### GIVEN RECORDS
Start of Block
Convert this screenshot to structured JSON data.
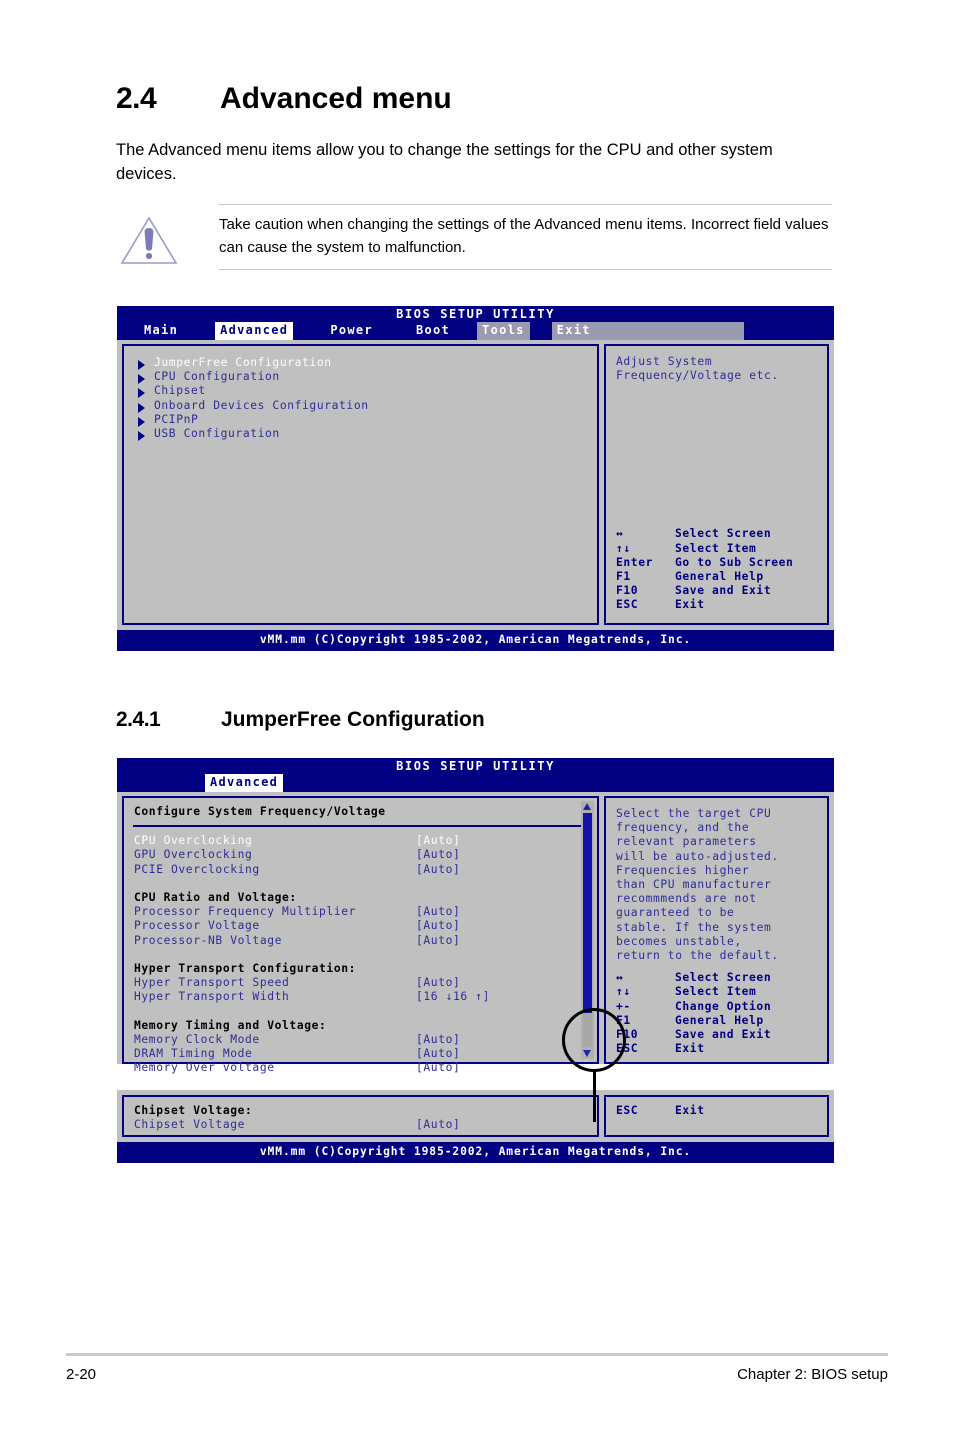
{
  "section_24": {
    "number": "2.4",
    "title": "Advanced menu",
    "paragraph": "The Advanced menu items allow you to change the settings for the CPU and other system devices."
  },
  "caution": {
    "icon": "warning-triangle-icon",
    "text": "Take caution when changing the settings of the Advanced menu items. Incorrect field values can cause the system to malfunction."
  },
  "bios_screen_1": {
    "title": "BIOS SETUP UTILITY",
    "menu": [
      {
        "label": "Main",
        "state": "normal"
      },
      {
        "label": "Advanced",
        "state": "active"
      },
      {
        "label": "Power",
        "state": "normal"
      },
      {
        "label": "Boot",
        "state": "normal"
      },
      {
        "label": "Tools",
        "state": "dim"
      },
      {
        "label": "Exit",
        "state": "dim"
      }
    ],
    "items": [
      "JumperFree Configuration",
      "CPU Configuration",
      "Chipset",
      "Onboard Devices Configuration",
      "PCIPnP",
      "USB Configuration"
    ],
    "help": "Adjust System\nFrequency/Voltage etc.",
    "keys": [
      {
        "key": "↔",
        "desc": "Select Screen"
      },
      {
        "key": "↑↓",
        "desc": "Select Item"
      },
      {
        "key": "Enter",
        "desc": "Go to Sub Screen"
      },
      {
        "key": "F1",
        "desc": "General Help"
      },
      {
        "key": "F10",
        "desc": "Save and Exit"
      },
      {
        "key": "ESC",
        "desc": "Exit"
      }
    ],
    "footer": "vMM.mm (C)Copyright 1985-2002, American Megatrends, Inc."
  },
  "section_241": {
    "number": "2.4.1",
    "title": "JumperFree Configuration"
  },
  "bios_screen_2": {
    "title": "BIOS SETUP UTILITY",
    "menu": [
      {
        "label": "Advanced",
        "state": "active"
      }
    ],
    "subhead": "Configure System Frequency/Voltage",
    "groups": [
      {
        "header": null,
        "rows": [
          {
            "label": "CPU Overclocking",
            "value": "[Auto]",
            "style": "white"
          },
          {
            "label": "GPU Overclocking",
            "value": "[Auto]",
            "style": "blue"
          },
          {
            "label": "PCIE Overclocking",
            "value": "[Auto]",
            "style": "blue"
          }
        ]
      },
      {
        "header": "CPU Ratio and Voltage:",
        "rows": [
          {
            "label": "Processor Frequency Multiplier",
            "value": "[Auto]",
            "style": "blue"
          },
          {
            "label": "Processor Voltage",
            "value": "[Auto]",
            "style": "blue"
          },
          {
            "label": "Processor-NB Voltage",
            "value": "[Auto]",
            "style": "blue"
          }
        ]
      },
      {
        "header": "Hyper Transport Configuration:",
        "rows": [
          {
            "label": "Hyper Transport Speed",
            "value": "[Auto]",
            "style": "blue"
          },
          {
            "label": "Hyper Transport Width",
            "value": "[16 ↓16 ↑]",
            "style": "blue"
          }
        ]
      },
      {
        "header": "Memory Timing and Voltage:",
        "rows": [
          {
            "label": "Memory Clock Mode",
            "value": "[Auto]",
            "style": "blue"
          },
          {
            "label": "DRAM Timing Mode",
            "value": "[Auto]",
            "style": "blue"
          },
          {
            "label": "Memory Over voltage",
            "value": "[Auto]",
            "style": "blue"
          }
        ]
      }
    ],
    "help": "Select the target CPU\nfrequency, and the\nrelevant parameters\nwill be auto-adjusted.\nFrequencies higher\nthan CPU manufacturer\nrecommmends are not\nguaranteed to be\nstable. If the system\nbecomes unstable,\nreturn to the default.",
    "keys": [
      {
        "key": "↔",
        "desc": "Select Screen"
      },
      {
        "key": "↑↓",
        "desc": "Select Item"
      },
      {
        "key": "+-",
        "desc": "Change Option"
      },
      {
        "key": "F1",
        "desc": "General Help"
      },
      {
        "key": "F10",
        "desc": "Save and Exit"
      },
      {
        "key": "ESC",
        "desc": "Exit"
      }
    ],
    "scrollbar": {
      "up_icon": "scroll-up-arrow-icon",
      "down_icon": "scroll-down-arrow-icon"
    },
    "lower_panel": {
      "header": "Chipset Voltage:",
      "rows": [
        {
          "label": "Chipset Voltage",
          "value": "[Auto]",
          "style": "blue"
        }
      ],
      "keys": [
        {
          "key": "ESC",
          "desc": "Exit"
        }
      ]
    },
    "footer": "vMM.mm (C)Copyright 1985-2002, American Megatrends, Inc."
  },
  "page_footer": {
    "left": "2-20",
    "right": "Chapter 2: BIOS setup"
  },
  "colors": {
    "bios_navy": "#000080",
    "bios_gray": "#c0c0c0",
    "bios_blue_text": "#2d2d96",
    "scroll_thumb": "#1414a8"
  }
}
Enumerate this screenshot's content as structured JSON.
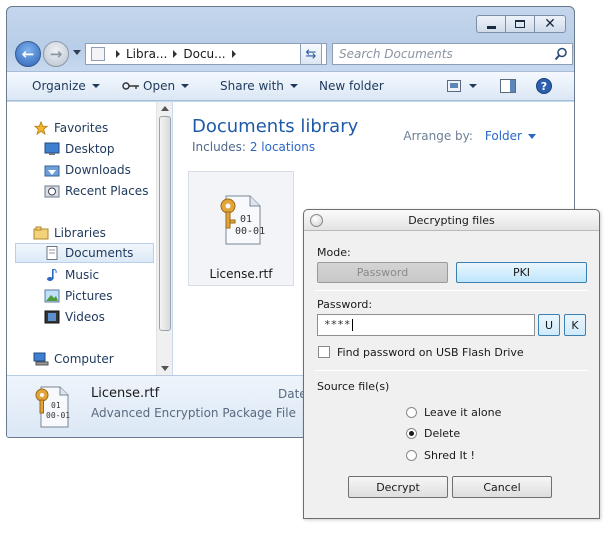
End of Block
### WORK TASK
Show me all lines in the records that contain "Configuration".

### RESPONSE BOX
      "JumperFree Configuration",
      "CPU Configuration",
      "Onboard Devices Configuration",
      "USB Configuration"
    "title": "JumperFree Configuration"
        "header": "Hyper Transport Configuration:",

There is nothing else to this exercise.